Filling up on a sun-soaked day with some of our very favorite people.
The way this farm nestles into this little valley on this land I so love — it takes my breath away every time we emerge from the woods to find this place so illuminated. Sharing it today with a dear family friend made it all the more lovely.
Wendell Berry has a poem that describes it beautifully:
“Sometimes our life reminds me
of a forest in which there is a graceful clearing
and in that opening a house,
an orchard and garden,
comfortable shades, and flowers
red and yellow in the sun, a pattern
made in the light for the light to return to.

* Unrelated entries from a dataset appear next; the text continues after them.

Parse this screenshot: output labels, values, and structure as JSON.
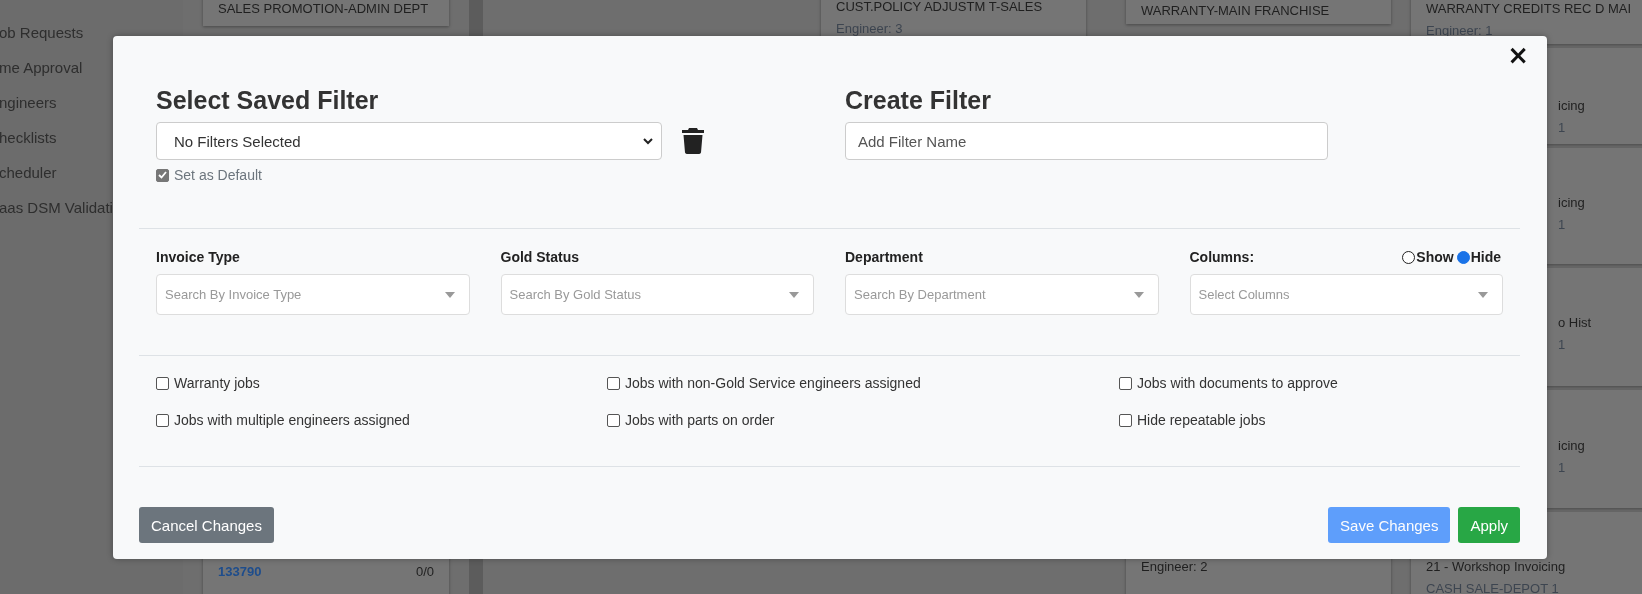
{
  "sidebar": {
    "items": [
      "ob Requests",
      "me Approval",
      "ngineers",
      "hecklists",
      "cheduler",
      "aas DSM Validati"
    ]
  },
  "board": {
    "columns": [
      {
        "cards": [
          {
            "lines": [
              "SALES PROMOTION-ADMIN DEPT"
            ]
          },
          {
            "job_number": "133790",
            "count": "0/0"
          }
        ]
      },
      {
        "cards": [
          {
            "lines": [
              "CUST.POLICY ADJUSTM T-SALES",
              "Engineer: 3"
            ]
          }
        ]
      },
      {
        "cards": [
          {
            "lines": [
              "WARRANTY-MAIN FRANCHISE"
            ]
          },
          {
            "lines": [
              "Engineer: 2"
            ]
          }
        ]
      },
      {
        "cards": [
          {
            "lines": [
              "WARRANTY CREDITS REC D MAI",
              "Engineer: 1"
            ]
          },
          {
            "lines": [
              "icing",
              "1"
            ]
          },
          {
            "lines": [
              "icing",
              "1"
            ]
          },
          {
            "lines": [
              "o Hist",
              "1"
            ]
          },
          {
            "lines": [
              "icing",
              "1"
            ]
          },
          {
            "lines": [
              "21 - Workshop Invoicing",
              "CASH SALE-DEPOT 1"
            ]
          }
        ]
      }
    ]
  },
  "modal": {
    "close": "×",
    "saved_filter": {
      "heading": "Select Saved Filter",
      "value": "No Filters Selected",
      "set_default": {
        "label": "Set as Default",
        "checked": true
      }
    },
    "create_filter": {
      "heading": "Create Filter",
      "placeholder": "Add Filter Name"
    },
    "filters": [
      {
        "label": "Invoice Type",
        "placeholder": "Search By Invoice Type"
      },
      {
        "label": "Gold Status",
        "placeholder": "Search By Gold Status"
      },
      {
        "label": "Department",
        "placeholder": "Search By Department"
      },
      {
        "label": "Columns:",
        "placeholder": "Select Columns"
      }
    ],
    "columns_toggle": [
      {
        "label": "Show",
        "selected": false
      },
      {
        "label": "Hide",
        "selected": true
      }
    ],
    "options": [
      {
        "label": "Warranty jobs",
        "checked": false
      },
      {
        "label": "Jobs with non-Gold Service engineers assigned",
        "checked": false
      },
      {
        "label": "Jobs with documents to approve",
        "checked": false
      },
      {
        "label": "Jobs with multiple engineers assigned",
        "checked": false
      },
      {
        "label": "Jobs with parts on order",
        "checked": false
      },
      {
        "label": "Hide repeatable jobs",
        "checked": false
      }
    ],
    "buttons": [
      {
        "label": "Cancel Changes",
        "kind": "secondary",
        "disabled": false
      },
      {
        "label": "Save Changes",
        "kind": "primary",
        "disabled": true
      },
      {
        "label": "Apply",
        "kind": "success",
        "disabled": false
      }
    ]
  }
}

The forest is mostly dark, its ways
to be made anew day after day, the dark
richer than the light and more blessed
provided we stay brave
enough to keep on going in.”
— Wendell Berry, “The Country of Marriage,” HBJ: 1975
It was a hard day, but then I was writing to a dear friend and found this quote from our years dancing together in college — and sharing it made the evening brighter.
“Until one is committed, there is hesitancy, the chance to draw back, always ineffectiveness. Concerning all acts of initiative (and creation), there is one elementary truth the ignorance of which kills countless ideas and splendid plans: that the moment one definitely commits oneself, then Providence moves too. All sorts of things occur to help one that would never otherwise have occurred. A whole stream of events issues from the decision, raising in one’s favor all manner of unforeseen incidents and meetings and material assistance, which no woman could have dreamed would have come her way. Whatever you can do or dream you can, begin it. Boldness has genius, power and magic in it. Begin it now.” — Goethe
(I took liberty with Goethe’s words and changed “man” to “woman” and “him” to “her” in the fourth-to-last sentence.)
Here is our “wattle” house in progress — made from poplar tree trimmings, grape vines, and bittersweet vines. Jeffrey dug holes for the poplar trunks and sunk them in the ground about a foot deep. Then we all worked together to weave branches and vines in and out between the poplars, adding more as we are inspired. Our “haus” (as Wallace calls it) has become the perfect place for reading, playing, and popcorn eating!
We’re still debating about how to finish it off. Should we bend the tips of the poplars so that they meet at the top or leave the house open to the sky?
They cut down the orchard. It wasn’t a surprise — but still a shock. This orchard is on the northern edge of the Sleeping Bear Dunes National Lakeshore, and it could remain in agriculture as long as the owners wanted to maintain it.
Having lost interest in the orchard, the owners sold the land back to the National Park (the girls and I counted 45 rings in a tree stump: well beyond the age of most productive cherry trees) — and so now this land will revert back to wild.
It’s a gift, in a way, because no more pesticides will be sprayed on this land, and many more creatures will come to live here over time. And yet, it’s still a deep shock to see this landscape, that my siblings and I grew up with, changed so dramatically overnight.
My sweet Amie sat on a fallen tree and cried. Wallace watched her, perplexed. I stood close by, feeling swallowed up in the mist around us.